* [Work to complete]: Lift every line from the entries that includes the word "assists".

App and web page records
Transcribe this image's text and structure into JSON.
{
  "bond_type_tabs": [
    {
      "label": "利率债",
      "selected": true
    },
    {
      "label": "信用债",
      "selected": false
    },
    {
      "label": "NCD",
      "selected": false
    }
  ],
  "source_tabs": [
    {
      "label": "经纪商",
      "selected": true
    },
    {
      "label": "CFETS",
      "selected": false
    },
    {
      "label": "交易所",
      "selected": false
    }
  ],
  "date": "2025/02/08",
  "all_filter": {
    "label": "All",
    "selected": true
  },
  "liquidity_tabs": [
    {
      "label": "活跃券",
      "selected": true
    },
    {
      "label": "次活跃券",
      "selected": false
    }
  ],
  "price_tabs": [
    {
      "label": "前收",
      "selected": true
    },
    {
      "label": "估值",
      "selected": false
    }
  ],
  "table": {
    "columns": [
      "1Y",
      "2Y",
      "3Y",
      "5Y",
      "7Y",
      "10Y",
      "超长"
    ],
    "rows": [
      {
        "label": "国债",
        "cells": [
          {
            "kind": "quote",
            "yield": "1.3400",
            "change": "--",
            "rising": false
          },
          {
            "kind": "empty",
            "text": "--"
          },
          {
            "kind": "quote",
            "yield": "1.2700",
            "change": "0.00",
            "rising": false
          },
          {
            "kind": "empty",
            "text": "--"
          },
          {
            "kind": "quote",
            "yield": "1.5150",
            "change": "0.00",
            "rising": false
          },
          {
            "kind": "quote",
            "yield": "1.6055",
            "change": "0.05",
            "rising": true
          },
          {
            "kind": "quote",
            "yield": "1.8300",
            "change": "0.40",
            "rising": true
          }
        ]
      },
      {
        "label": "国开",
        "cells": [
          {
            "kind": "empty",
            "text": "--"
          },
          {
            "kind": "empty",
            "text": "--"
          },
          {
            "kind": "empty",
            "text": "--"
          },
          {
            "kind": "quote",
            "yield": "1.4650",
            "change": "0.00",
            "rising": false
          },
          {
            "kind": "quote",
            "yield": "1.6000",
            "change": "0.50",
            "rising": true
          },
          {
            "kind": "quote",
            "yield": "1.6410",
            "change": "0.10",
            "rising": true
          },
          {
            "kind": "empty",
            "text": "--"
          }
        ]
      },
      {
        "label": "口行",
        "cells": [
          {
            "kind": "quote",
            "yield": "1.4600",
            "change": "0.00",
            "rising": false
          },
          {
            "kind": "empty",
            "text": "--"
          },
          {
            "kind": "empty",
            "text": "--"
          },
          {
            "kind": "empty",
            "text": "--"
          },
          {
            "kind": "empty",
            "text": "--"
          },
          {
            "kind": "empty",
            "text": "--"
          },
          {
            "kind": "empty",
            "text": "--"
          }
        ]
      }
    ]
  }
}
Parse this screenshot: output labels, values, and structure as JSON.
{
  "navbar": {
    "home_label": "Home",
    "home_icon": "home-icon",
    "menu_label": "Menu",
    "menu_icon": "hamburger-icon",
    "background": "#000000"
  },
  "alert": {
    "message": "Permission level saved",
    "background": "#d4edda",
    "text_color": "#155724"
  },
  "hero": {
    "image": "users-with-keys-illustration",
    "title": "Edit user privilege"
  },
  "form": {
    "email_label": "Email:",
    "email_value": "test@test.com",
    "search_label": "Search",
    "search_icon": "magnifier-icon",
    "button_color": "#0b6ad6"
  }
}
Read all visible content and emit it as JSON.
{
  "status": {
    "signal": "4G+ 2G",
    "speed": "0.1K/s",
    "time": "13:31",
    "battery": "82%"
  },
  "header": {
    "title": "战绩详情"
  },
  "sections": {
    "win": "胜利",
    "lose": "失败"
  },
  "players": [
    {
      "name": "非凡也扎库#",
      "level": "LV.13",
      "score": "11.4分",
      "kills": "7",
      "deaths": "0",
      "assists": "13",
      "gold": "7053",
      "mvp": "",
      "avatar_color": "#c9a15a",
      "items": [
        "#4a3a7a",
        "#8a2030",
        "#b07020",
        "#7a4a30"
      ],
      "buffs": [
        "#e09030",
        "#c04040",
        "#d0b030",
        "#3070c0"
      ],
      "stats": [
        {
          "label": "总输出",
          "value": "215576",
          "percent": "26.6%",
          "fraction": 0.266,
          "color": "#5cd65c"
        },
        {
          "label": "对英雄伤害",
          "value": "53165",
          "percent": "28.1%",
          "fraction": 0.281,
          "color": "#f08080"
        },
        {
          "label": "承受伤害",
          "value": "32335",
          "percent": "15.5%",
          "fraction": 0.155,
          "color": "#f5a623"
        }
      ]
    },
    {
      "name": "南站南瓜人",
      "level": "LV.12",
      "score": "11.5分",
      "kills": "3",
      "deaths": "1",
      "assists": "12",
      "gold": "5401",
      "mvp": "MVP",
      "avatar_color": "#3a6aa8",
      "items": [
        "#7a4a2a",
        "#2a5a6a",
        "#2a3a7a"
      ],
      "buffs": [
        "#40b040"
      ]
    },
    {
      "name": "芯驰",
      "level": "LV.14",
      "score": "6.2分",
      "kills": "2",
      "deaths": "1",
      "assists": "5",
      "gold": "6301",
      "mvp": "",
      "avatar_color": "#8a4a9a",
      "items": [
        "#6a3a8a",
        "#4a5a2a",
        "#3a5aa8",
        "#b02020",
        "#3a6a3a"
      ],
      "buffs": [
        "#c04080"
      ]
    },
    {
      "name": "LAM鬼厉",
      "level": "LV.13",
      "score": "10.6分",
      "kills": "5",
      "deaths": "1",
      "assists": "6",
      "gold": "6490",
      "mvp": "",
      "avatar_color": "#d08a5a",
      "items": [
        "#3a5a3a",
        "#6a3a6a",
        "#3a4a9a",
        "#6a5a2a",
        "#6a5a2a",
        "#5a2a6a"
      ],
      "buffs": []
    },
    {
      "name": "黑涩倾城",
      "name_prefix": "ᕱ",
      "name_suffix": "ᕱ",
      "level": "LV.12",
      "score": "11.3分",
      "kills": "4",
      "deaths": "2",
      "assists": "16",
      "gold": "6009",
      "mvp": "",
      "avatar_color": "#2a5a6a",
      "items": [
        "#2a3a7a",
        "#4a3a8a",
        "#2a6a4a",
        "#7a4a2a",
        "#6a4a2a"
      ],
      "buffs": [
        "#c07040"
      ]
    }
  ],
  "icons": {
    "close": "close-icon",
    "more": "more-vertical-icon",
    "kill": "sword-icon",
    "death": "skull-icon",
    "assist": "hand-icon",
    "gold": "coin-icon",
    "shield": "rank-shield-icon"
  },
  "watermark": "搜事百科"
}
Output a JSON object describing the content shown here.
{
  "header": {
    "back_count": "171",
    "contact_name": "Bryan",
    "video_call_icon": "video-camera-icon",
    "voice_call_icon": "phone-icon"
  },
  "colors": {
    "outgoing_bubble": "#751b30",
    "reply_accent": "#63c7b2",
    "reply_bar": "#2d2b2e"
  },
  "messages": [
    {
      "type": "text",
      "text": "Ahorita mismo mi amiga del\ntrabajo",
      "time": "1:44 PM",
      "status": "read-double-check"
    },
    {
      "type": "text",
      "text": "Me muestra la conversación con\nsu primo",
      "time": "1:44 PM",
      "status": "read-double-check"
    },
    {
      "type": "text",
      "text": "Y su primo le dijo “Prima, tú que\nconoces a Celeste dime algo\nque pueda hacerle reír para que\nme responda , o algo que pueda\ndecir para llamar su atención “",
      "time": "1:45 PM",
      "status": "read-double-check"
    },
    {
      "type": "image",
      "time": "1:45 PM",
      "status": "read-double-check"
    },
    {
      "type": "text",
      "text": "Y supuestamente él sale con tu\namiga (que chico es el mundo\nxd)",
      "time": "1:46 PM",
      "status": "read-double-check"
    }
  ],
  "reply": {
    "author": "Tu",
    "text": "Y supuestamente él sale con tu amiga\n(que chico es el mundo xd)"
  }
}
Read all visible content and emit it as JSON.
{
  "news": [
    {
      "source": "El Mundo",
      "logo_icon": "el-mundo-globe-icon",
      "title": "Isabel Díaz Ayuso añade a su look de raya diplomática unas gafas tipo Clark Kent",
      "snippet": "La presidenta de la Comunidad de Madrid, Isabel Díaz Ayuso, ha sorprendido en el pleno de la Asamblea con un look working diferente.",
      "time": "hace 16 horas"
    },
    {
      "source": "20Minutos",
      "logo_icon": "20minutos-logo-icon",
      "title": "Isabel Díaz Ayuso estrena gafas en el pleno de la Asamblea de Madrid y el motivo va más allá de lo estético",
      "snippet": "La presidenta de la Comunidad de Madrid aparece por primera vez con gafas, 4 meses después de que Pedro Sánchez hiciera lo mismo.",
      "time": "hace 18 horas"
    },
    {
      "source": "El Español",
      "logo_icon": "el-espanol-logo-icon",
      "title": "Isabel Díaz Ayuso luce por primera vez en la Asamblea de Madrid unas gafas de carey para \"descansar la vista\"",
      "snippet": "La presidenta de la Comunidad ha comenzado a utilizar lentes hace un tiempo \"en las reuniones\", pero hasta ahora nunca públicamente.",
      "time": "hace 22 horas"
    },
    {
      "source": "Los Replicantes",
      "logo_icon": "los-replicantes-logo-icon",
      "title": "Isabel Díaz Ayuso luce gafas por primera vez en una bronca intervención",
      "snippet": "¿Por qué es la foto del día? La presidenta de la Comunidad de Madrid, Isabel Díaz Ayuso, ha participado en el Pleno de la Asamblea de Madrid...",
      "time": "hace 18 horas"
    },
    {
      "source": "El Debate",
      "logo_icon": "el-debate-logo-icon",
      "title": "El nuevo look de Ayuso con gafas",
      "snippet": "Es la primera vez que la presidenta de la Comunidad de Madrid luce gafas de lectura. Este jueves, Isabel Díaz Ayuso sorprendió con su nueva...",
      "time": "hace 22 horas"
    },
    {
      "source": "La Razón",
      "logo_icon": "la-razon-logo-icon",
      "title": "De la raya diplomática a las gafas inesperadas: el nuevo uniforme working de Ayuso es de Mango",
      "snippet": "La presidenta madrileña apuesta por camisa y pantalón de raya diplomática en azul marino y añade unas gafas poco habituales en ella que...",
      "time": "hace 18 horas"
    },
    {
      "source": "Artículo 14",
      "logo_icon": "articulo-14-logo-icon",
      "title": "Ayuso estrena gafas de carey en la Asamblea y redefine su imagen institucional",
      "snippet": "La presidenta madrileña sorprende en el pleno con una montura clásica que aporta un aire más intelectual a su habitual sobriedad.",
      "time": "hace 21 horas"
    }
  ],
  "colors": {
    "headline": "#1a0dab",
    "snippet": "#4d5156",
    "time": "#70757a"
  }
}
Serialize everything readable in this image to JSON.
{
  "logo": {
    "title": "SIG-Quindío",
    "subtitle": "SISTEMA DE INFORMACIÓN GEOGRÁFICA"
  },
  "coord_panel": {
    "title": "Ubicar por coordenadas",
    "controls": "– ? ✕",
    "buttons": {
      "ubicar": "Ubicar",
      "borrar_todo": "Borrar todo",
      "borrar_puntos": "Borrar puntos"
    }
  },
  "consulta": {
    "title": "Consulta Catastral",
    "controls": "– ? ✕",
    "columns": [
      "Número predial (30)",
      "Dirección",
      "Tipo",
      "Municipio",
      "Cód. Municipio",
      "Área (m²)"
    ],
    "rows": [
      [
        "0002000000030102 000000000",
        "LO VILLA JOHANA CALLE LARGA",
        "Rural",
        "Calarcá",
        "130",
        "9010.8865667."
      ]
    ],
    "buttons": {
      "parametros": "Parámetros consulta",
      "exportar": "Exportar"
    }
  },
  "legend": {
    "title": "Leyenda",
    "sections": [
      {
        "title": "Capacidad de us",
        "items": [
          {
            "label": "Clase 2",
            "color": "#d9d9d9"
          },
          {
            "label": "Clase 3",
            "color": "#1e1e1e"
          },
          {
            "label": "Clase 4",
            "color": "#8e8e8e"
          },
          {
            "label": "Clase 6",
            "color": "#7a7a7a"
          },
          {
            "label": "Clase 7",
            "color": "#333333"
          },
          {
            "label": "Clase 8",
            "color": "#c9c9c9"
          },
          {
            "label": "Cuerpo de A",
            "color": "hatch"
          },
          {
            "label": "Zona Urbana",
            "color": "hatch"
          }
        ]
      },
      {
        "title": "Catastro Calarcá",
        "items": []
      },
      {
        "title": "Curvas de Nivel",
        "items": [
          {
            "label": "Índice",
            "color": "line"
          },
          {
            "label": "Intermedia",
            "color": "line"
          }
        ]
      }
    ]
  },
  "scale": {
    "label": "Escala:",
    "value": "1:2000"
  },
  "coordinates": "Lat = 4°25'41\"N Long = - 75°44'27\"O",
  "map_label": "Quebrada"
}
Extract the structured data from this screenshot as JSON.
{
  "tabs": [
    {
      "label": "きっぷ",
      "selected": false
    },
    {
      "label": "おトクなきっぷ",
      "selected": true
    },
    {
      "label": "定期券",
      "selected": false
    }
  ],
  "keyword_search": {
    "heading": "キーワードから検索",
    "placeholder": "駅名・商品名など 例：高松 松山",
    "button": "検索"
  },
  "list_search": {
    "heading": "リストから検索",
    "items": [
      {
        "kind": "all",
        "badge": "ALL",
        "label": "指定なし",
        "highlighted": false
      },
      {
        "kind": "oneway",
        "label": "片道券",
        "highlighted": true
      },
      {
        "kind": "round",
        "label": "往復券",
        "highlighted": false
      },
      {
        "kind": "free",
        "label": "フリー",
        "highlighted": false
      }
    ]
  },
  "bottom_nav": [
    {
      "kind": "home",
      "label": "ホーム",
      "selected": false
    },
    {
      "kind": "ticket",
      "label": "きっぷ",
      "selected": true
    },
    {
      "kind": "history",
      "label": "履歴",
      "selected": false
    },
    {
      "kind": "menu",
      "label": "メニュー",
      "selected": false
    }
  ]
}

* [Response]:
      "assists": "13",
      "assists": "12",
      "assists": "5",
      "assists": "6",
      "assists": "16",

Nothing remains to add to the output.